Top officials indicted in Remedia affair

State Attorney Moshe Lador decides not to reverse his predecessor's decision on the case.

remedia 224.88 (photo credit: Channel 2)
remedia 224.88
(photo credit: Channel 2)

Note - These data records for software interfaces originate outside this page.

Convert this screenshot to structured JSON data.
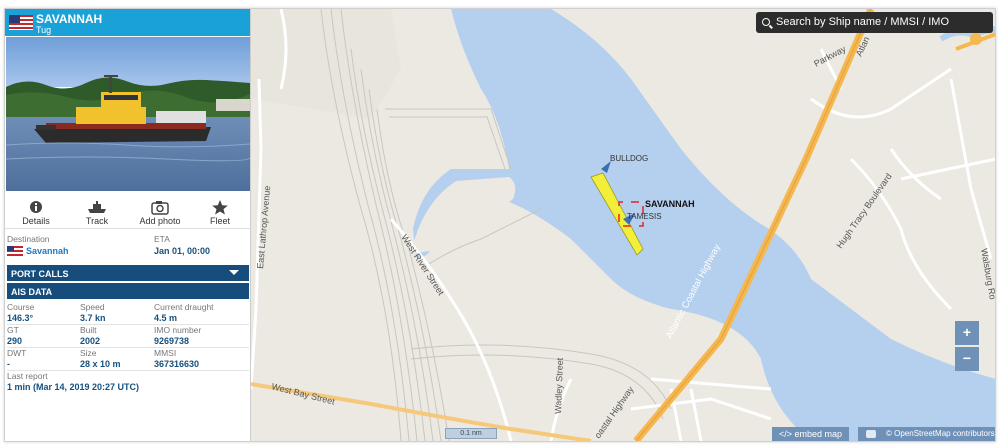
{
  "vessel": {
    "name": "SAVANNAH",
    "type": "Tug",
    "flag_colors": {
      "stripe": "#c0282d",
      "canton": "#2b3a75"
    }
  },
  "actions": [
    {
      "label": "Details",
      "icon": "info-icon"
    },
    {
      "label": "Track",
      "icon": "ship-track-icon"
    },
    {
      "label": "Add photo",
      "icon": "camera-icon"
    },
    {
      "label": "Fleet",
      "icon": "star-icon"
    }
  ],
  "voyage": {
    "destination_label": "Destination",
    "destination": "Savannah",
    "eta_label": "ETA",
    "eta": "Jan 01, 00:00"
  },
  "sections": {
    "port_calls": "PORT CALLS",
    "ais_data": "AIS DATA"
  },
  "ais": {
    "course_label": "Course",
    "course": "146.3°",
    "speed_label": "Speed",
    "speed": "3.7 kn",
    "draught_label": "Current draught",
    "draught": "4.5 m",
    "gt_label": "GT",
    "gt": "290",
    "built_label": "Built",
    "built": "2002",
    "imo_label": "IMO number",
    "imo": "9269738",
    "dwt_label": "DWT",
    "dwt": "-",
    "size_label": "Size",
    "size": "28 x 10 m",
    "mmsi_label": "MMSI",
    "mmsi": "367316630",
    "last_report_label": "Last report",
    "last_report": "1 min (Mar 14, 2019 20:27 UTC)"
  },
  "map": {
    "search_placeholder": "Search by Ship name / MMSI / IMO",
    "zoom_in": "+",
    "zoom_out": "−",
    "scale": "0.1 nm",
    "embed": "</> embed map",
    "attribution": "© OpenStreetMap contributors",
    "ship_labels": {
      "selected": "SAVANNAH",
      "other1": "BULLDOG",
      "other2": "TAMESIS"
    },
    "street_labels": {
      "parkway": "Parkway",
      "atlantic_top": "Atlan",
      "east_lathrop": "East Lathrop Avenue",
      "west_river": "West River Street",
      "atlantic_highway": "Atlantic Coastal Highway",
      "hugh_tracy": "Hugh Tracy Boulevard",
      "waldburg": "Walsburg Ro",
      "wadley": "Wadley Street",
      "west_bay": "West Bay Street",
      "coastal_highway_bottom": "oastal Highway"
    },
    "colors": {
      "water": "#b5cfee",
      "land": "#ece9e2",
      "highway": "#f5b851",
      "selected_ship": "#f2ee3a",
      "other_ship": "#3d6fb5",
      "selection_box": "#e2252b"
    }
  }
}
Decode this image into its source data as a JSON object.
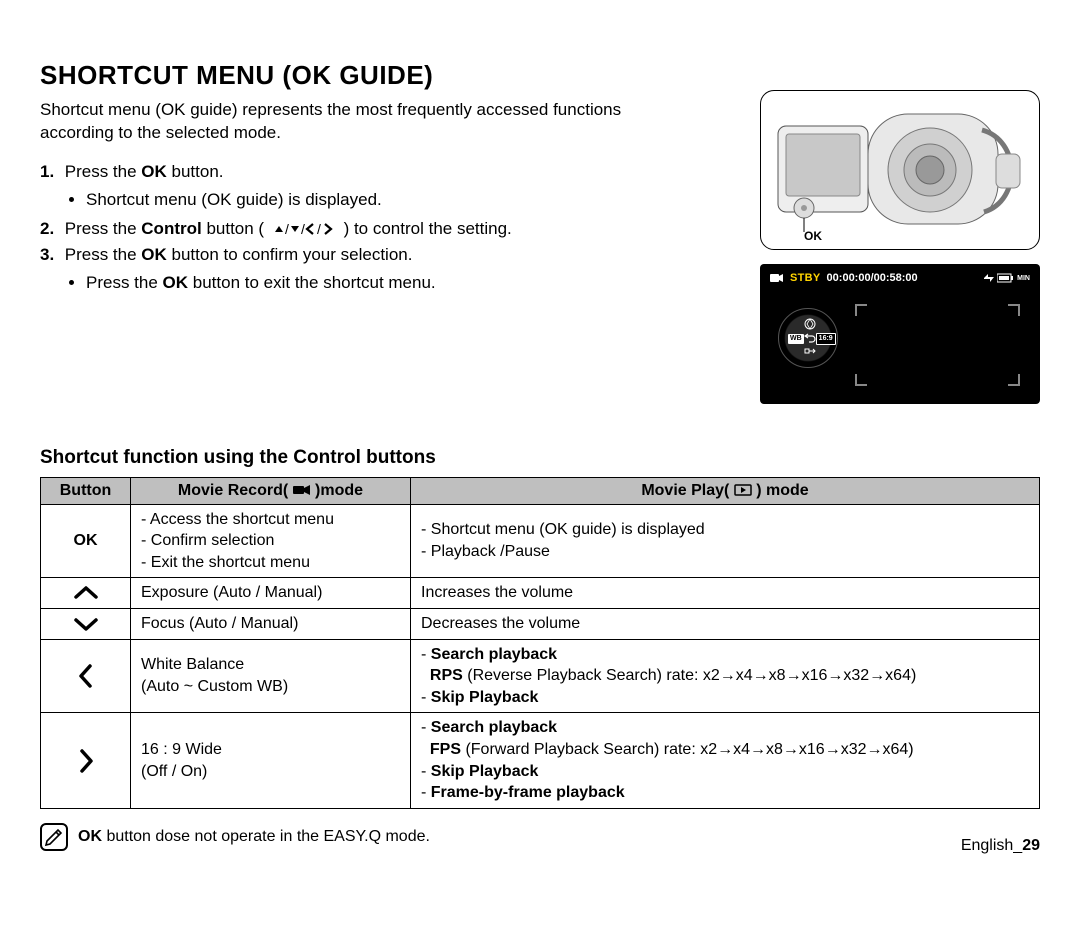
{
  "title": "SHORTCUT MENU (OK GUIDE)",
  "intro": "Shortcut menu (OK guide) represents the most frequently accessed functions according to the selected mode.",
  "steps": {
    "s1_a": "Press the ",
    "s1_bold": "OK",
    "s1_b": " button.",
    "s1_bullet": "Shortcut menu (OK guide) is displayed.",
    "s2_a": "Press the ",
    "s2_bold": "Control ",
    "s2_c": "button (",
    "s2_d": ") to control the setting.",
    "s3_a": "Press the ",
    "s3_bold": "OK",
    "s3_b": " button to confirm your selection.",
    "s3_bullet_a": "Press the ",
    "s3_bullet_bold": "OK",
    "s3_bullet_b": " button to exit the shortcut menu."
  },
  "illus": {
    "ok_label": "OK",
    "stby": "STBY",
    "time": "00:00:00/00:58:00",
    "wb": "WB",
    "ratio": "16:9",
    "min": "MIN"
  },
  "subhead": "Shortcut function using the Control buttons",
  "table": {
    "headers": {
      "button": "Button",
      "record": "Movie Record(      )mode",
      "play": "Movie Play(      ) mode"
    },
    "rows": {
      "ok": {
        "btn": "OK",
        "rec_l1": "- Access the shortcut menu",
        "rec_l2": "- Confirm selection",
        "rec_l3": "- Exit the shortcut menu",
        "play_l1": "- Shortcut menu (OK guide)  is displayed",
        "play_l2": "- Playback /Pause"
      },
      "up": {
        "rec": "Exposure (Auto / Manual)",
        "play": "Increases the volume"
      },
      "down": {
        "rec": "Focus (Auto / Manual)",
        "play": "Decreases the volume"
      },
      "left": {
        "rec_l1": "White Balance",
        "rec_l2": "(Auto ~ Custom WB)",
        "play_b1": "Search playback",
        "play_l2a": "RPS ",
        "play_l2b": "(Reverse Playback Search) rate: x2→x4→x8→x16→x32→x64)",
        "play_b3": "Skip Playback"
      },
      "right": {
        "rec_l1": "16 : 9 Wide",
        "rec_l2": " (Off / On)",
        "play_b1": "Search playback",
        "play_l2a": "FPS ",
        "play_l2b": "(Forward Playback Search) rate: x2→x4→x8→x16→x32→x64)",
        "play_b3": "Skip Playback",
        "play_b4": "Frame-by-frame playback"
      }
    }
  },
  "note": {
    "bold": "OK",
    "text": " button dose not operate in the EASY.Q mode."
  },
  "footer": {
    "lang": "English_",
    "page": "29"
  }
}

Five Health Ministry officials, including the former head of the National Food Service, were among those indicted Tuesday in the 2003 Remedia baby formula affair, in which three babies died and 20 suffered serious harm. The indictments were filed according to a decision reached Monday by State Attorney Moshe Lador. Lador ratified a decision made earlier by his predecessor, Eran Shendar, after he had been asked by Health Ministry Director-General Avi Yisraeli to reconsider Shendar's decision. According to a statement issued by the Justice Ministry spokesman, "State Attorney Moshe Lador informed Health Ministry Director-General Avi Yisrael that he would not change the decision taken in the past to indict Health Ministry employees regarding the Remedia affair. "Therefore, the Central District Attorney's Office is due to file the indictment in the next few days." The ministry employees who were indicted include Dr. Dorit Nitzan-Klosky, who was in charge of the National Food Service at the time of the affair, and four supervisors at the Ashdod and Haifa ports, whose job it was to examine food imports. Remedia is a German-based company. Three former senior Remedia officials are also included in the indictment. They are Gideon Landsberger, who was the company's director-general, Moshe Miller, a former owner of the company, and Frederick Black, the company's former food technologist. According to the Justice Ministry statement, the prosecution held hearings for all the suspects, after which Shendar decided to indict them. The deaths and serious injuries to the babies were caused by the fact that the formula did not include Vitamin B1 (Thiamine), even though the cans stated that they did. Vitamin B1 is used by the body to break down sugars, releasing energy into the cell. Vitamin B1 deficiency reduces the amount of energy available and can harm bodily systems, particularly the central nervous system. Vitamin B1 also prevents concentrations of lactic acid. Without it, too much acid accumulates in the body, which affects the baby's sense of balance. Damage to the central nervous system creates neuropathological symptoms including sleepiness, slowness, depression, lack of appetite, diarrhea and vomiting. The Remedia officials were charged with negligence resulting in death and negligence resulting in physical harm. The Health Ministry officials were charged with carrying out their duties negligently and violating their professional responsibilities. The ministry added that because of the importance of the case to the public and the large amount of evidence that that had been gathered, it would recommend that the court appoint a panel of three judges to hear it.